This specialization is somewhat of a technology focused paralegal track that is well-suited for geeks who enjoy helping researchers understand policies established by foreign and domestic governments and granting authorities. When the university and its stakeholders are compliant, they’re less likely to be ensnarled in litigation, which prevents pain, suffering and expense.
Since laws associated with research typically pertain to data and how they are managed, and the bar is elevated depending on the classification of data in question, compliance specialists must be well-informed about best practices associated with research data stewardship, storage, access and sharing. They frequently help principal investigators draft their data-sharing and information security plans and help technologists navigate technical controls on research facing services. They need to understand cybersecurity best practices, but they’re not in a policing role. In many ways, they’re more like a lawyer than a police officer. They will tell a PI if something they are doing is allowed, but they aren’t the one to penalize or prevent them from accessing resources if rules are broken. That said, they work closely with sponsored projects, cybersecurity and legal officers to ensure that the university isn’t compromised or taking on excessive risk. But for the most part, the compliance specialist is the campus go-to person who makes the call on whether or not a practice is allowed by a particular granting agency or within a geographic or government context.
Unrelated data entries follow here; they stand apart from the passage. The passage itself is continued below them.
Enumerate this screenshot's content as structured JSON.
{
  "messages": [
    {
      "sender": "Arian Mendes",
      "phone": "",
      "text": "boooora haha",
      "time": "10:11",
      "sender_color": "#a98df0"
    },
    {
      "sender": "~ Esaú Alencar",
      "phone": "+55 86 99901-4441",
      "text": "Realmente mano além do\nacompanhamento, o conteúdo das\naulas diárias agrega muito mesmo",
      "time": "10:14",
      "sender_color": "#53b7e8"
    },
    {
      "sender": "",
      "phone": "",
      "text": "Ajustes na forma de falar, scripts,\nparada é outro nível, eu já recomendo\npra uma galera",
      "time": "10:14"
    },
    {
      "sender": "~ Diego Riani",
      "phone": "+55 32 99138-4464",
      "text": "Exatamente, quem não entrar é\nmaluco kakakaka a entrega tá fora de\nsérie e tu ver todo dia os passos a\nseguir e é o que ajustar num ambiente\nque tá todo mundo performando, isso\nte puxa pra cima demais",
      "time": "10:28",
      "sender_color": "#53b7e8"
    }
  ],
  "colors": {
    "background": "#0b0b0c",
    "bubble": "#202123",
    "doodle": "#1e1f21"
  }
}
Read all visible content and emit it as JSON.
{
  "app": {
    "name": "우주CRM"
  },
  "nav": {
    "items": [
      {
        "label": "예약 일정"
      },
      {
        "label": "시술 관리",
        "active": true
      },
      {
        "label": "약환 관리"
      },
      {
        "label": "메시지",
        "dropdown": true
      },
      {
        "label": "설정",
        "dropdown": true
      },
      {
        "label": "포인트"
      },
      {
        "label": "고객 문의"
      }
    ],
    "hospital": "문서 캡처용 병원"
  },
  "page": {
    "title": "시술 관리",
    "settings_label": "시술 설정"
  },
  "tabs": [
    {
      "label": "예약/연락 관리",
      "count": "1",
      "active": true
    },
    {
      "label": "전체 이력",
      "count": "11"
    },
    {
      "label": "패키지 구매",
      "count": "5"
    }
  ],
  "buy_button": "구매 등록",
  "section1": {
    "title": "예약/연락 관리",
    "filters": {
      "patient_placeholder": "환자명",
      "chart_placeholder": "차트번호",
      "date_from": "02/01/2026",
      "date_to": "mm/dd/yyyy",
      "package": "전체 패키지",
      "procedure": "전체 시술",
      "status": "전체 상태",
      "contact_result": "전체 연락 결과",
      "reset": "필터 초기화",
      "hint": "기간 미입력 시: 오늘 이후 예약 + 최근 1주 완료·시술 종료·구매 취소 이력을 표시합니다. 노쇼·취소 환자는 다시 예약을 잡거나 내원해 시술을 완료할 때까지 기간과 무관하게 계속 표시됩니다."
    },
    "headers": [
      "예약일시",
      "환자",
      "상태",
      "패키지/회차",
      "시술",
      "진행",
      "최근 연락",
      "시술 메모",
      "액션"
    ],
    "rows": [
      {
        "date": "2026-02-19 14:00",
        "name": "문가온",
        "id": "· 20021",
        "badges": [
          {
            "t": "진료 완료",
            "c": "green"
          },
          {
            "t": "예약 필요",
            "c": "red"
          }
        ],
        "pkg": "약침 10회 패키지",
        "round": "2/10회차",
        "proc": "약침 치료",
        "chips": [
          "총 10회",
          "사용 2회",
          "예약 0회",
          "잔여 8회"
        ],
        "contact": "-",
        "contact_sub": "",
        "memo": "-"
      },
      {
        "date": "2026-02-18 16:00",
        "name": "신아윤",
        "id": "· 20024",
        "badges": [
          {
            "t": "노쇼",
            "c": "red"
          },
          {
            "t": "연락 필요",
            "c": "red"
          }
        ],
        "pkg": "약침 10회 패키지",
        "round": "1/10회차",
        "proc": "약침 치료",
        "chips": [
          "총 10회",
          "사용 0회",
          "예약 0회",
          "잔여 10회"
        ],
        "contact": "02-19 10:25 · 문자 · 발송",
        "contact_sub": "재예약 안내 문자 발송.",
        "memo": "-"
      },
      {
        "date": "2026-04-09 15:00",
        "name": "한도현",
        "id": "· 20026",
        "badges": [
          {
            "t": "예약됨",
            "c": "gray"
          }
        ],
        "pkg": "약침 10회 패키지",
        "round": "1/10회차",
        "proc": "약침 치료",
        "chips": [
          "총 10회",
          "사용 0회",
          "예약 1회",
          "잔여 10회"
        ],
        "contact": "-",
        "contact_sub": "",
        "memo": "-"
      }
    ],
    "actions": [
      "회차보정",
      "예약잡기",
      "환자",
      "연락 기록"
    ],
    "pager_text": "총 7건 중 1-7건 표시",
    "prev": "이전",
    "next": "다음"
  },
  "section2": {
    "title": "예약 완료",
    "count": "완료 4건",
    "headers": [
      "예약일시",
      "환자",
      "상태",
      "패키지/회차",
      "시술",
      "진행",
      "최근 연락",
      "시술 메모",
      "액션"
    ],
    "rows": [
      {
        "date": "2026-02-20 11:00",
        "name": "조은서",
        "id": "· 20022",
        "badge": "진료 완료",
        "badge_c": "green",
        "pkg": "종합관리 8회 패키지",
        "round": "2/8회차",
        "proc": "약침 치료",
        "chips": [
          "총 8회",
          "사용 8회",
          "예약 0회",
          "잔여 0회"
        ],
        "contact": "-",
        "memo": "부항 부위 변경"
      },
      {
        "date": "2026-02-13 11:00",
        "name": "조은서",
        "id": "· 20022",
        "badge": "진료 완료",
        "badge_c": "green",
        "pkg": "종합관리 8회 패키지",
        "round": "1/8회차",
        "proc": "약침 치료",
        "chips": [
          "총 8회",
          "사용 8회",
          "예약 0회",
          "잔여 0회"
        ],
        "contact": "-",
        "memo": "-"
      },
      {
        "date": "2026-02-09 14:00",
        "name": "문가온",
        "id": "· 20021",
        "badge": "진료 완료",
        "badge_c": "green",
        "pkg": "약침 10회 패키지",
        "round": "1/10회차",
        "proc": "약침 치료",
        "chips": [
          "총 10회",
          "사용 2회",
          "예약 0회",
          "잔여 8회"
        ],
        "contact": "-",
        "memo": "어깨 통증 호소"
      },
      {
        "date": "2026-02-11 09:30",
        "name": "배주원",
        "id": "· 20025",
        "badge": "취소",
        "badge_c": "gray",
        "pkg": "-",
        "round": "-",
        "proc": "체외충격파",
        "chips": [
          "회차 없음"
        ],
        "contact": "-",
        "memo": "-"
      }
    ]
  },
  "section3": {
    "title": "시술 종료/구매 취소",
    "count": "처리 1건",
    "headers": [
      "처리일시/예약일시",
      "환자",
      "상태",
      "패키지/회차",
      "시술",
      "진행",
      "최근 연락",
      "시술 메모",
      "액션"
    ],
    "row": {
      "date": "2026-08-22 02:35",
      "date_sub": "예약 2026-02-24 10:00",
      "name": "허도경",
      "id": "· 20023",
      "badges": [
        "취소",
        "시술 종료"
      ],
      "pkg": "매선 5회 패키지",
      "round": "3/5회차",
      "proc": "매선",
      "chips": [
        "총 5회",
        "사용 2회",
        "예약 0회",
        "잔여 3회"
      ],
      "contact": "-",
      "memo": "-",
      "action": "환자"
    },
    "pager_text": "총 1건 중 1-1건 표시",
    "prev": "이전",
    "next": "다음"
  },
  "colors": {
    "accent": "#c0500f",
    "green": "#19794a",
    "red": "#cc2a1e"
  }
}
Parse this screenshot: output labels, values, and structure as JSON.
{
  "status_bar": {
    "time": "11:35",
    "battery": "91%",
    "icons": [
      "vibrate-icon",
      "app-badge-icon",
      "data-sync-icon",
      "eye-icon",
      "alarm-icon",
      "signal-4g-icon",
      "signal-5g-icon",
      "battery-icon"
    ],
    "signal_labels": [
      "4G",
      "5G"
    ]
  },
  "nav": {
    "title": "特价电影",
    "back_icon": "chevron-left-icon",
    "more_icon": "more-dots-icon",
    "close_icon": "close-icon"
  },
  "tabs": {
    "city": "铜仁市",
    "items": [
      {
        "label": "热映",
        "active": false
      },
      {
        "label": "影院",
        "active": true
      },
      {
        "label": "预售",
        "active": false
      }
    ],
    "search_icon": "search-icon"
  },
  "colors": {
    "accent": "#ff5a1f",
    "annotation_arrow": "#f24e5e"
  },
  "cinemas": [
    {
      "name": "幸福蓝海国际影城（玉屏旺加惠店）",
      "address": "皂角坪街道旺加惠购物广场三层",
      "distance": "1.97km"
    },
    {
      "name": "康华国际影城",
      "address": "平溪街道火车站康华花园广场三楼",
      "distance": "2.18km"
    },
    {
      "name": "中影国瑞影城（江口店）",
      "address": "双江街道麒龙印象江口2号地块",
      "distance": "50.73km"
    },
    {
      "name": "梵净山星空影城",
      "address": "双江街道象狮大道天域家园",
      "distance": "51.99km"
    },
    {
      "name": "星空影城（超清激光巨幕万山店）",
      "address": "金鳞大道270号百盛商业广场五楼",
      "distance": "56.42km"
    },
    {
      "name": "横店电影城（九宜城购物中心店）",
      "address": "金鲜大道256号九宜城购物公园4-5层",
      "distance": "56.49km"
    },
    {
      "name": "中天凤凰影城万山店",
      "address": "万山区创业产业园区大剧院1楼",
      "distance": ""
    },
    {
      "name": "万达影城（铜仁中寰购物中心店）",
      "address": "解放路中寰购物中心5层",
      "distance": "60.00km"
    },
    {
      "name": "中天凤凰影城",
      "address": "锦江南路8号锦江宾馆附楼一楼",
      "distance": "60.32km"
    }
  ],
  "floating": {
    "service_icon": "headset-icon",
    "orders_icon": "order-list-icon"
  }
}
What combination of skills and aptitude help someone succeed in this role? The ability to establish trust with diverse and distributed communities of practice requires patience, tenacity and assertiveness. An aptitude for learning is critical since policies are always changing, and new laws are presented on a regular basis. Effective oral and written communications skills are critical as much of the specialist’s time is spent communicating with stakeholders. The soft skills described here are more important than any specific academic or professional preparation. That said academic or profession tracks that provide experience in technology, compliance, and research are highly valued.